• THE PROBLEM: Tell me how many lines in the data include "konec", and keep the reply to that number.

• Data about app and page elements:
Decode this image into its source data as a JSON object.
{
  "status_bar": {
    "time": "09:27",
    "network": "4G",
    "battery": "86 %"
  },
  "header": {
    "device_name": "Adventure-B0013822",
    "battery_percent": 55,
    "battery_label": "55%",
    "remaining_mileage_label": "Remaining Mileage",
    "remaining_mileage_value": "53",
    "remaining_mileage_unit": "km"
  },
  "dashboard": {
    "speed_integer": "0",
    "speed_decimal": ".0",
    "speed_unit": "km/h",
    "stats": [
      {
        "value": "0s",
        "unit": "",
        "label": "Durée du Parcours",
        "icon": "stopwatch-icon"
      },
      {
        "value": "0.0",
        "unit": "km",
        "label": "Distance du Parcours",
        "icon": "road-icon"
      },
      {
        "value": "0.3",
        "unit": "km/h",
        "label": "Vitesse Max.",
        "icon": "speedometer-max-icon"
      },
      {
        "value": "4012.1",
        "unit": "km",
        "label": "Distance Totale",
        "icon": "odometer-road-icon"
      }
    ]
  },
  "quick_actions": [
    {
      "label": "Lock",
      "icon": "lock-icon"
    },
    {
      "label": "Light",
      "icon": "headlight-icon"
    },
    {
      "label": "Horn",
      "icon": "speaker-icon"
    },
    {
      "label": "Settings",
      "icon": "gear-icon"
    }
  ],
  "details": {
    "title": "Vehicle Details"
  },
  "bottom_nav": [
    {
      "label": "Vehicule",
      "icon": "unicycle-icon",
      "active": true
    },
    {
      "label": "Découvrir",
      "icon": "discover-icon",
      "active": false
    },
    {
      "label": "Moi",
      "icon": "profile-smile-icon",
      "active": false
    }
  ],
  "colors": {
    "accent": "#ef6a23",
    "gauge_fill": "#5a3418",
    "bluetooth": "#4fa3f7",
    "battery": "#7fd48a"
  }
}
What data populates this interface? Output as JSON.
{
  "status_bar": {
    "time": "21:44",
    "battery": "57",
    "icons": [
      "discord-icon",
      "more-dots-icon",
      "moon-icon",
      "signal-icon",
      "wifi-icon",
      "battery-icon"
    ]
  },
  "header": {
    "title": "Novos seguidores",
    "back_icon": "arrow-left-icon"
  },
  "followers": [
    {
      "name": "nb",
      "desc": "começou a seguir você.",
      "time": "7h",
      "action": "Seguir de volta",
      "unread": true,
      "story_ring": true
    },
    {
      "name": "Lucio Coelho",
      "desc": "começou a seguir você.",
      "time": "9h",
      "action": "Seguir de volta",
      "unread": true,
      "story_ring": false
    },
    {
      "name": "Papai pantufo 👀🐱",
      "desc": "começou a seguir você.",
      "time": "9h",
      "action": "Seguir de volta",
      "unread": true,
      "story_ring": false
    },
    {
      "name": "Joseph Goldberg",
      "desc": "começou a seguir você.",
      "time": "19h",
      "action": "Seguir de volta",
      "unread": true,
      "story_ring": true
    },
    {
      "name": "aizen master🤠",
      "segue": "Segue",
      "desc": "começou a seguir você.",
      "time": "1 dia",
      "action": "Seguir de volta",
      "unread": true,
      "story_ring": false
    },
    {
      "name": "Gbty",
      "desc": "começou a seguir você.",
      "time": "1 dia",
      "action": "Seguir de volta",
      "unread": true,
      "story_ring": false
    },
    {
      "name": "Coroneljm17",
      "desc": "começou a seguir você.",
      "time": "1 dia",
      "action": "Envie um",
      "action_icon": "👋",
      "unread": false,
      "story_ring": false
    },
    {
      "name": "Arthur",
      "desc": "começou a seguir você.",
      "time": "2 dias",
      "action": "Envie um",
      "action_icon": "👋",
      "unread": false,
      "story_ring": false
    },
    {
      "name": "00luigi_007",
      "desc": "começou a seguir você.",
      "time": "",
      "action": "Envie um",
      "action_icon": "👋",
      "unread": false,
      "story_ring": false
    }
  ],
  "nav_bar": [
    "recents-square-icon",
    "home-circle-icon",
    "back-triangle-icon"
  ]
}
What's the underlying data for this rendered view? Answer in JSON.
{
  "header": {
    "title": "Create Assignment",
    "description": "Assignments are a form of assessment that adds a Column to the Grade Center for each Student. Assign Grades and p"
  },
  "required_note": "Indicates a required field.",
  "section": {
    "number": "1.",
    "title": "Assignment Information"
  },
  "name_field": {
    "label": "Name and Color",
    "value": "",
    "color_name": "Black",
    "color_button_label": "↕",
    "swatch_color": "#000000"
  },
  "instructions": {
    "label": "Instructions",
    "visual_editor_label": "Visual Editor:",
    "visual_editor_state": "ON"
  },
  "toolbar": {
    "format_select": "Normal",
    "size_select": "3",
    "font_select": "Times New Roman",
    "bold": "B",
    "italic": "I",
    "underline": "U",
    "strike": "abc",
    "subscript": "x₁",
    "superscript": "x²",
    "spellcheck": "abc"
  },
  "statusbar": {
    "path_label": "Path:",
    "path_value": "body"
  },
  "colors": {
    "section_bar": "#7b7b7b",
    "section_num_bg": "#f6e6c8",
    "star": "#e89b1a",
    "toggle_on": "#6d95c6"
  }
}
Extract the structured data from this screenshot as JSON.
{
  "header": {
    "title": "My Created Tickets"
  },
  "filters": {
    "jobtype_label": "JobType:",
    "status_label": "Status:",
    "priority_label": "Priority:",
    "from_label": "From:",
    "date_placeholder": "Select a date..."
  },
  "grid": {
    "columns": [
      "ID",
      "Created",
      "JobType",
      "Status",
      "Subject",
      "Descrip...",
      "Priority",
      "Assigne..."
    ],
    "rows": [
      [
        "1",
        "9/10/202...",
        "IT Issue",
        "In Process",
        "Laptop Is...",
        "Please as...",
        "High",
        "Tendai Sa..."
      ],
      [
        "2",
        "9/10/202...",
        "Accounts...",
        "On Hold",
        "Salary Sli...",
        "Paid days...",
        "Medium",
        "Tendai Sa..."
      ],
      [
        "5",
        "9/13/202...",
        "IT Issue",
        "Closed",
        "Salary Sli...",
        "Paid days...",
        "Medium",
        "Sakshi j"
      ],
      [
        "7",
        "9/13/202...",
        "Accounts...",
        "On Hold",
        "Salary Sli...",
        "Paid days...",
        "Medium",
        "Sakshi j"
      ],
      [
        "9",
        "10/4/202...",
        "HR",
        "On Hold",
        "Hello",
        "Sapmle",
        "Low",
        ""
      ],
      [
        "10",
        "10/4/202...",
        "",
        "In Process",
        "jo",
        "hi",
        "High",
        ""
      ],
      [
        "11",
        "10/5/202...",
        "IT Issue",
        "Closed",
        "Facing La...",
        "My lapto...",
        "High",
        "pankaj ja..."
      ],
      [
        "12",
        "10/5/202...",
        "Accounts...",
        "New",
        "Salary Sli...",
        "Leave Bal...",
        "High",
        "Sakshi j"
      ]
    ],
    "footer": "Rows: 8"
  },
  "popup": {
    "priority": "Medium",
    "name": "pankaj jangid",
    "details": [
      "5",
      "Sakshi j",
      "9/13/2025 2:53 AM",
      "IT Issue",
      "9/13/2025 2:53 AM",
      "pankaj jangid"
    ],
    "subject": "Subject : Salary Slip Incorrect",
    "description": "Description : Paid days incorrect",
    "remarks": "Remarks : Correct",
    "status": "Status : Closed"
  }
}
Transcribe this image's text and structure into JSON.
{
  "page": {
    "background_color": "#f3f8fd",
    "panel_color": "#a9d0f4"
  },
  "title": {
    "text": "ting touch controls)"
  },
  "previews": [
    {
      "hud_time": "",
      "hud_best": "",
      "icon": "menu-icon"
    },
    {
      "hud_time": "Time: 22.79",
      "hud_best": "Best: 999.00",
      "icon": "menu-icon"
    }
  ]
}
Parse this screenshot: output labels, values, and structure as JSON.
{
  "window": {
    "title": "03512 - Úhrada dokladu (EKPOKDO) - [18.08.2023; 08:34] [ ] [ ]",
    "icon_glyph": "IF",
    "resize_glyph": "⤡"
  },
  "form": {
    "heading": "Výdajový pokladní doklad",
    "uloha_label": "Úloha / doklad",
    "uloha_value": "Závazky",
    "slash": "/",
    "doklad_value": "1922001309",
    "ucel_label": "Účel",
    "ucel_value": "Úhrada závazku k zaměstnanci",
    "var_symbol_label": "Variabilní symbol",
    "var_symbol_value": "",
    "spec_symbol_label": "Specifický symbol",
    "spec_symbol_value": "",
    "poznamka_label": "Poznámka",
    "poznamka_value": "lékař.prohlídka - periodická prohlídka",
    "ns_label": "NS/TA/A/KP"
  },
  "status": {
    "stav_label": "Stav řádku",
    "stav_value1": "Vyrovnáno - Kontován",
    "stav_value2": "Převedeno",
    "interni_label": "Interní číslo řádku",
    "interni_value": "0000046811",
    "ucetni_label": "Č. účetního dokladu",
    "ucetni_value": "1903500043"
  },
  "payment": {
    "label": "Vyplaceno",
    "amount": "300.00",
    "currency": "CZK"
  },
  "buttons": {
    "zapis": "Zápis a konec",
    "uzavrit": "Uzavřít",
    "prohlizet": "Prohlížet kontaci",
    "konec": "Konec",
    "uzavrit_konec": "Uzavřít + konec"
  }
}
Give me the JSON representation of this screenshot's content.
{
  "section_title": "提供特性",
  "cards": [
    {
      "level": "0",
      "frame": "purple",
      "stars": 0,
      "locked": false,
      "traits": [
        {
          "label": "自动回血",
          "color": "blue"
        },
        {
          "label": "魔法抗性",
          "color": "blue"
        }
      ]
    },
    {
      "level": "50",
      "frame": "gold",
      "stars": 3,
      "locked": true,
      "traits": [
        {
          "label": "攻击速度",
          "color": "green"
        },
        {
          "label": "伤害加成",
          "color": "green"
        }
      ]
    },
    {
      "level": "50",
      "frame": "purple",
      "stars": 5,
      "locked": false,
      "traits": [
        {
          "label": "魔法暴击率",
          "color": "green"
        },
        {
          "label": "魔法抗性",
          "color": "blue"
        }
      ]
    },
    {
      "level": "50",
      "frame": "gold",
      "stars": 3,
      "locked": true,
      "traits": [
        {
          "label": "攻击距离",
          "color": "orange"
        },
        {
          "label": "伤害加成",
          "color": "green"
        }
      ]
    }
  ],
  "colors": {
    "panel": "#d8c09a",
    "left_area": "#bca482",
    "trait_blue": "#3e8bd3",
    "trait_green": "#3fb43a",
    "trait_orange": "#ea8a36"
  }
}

• FINISHED EXERCISE: 3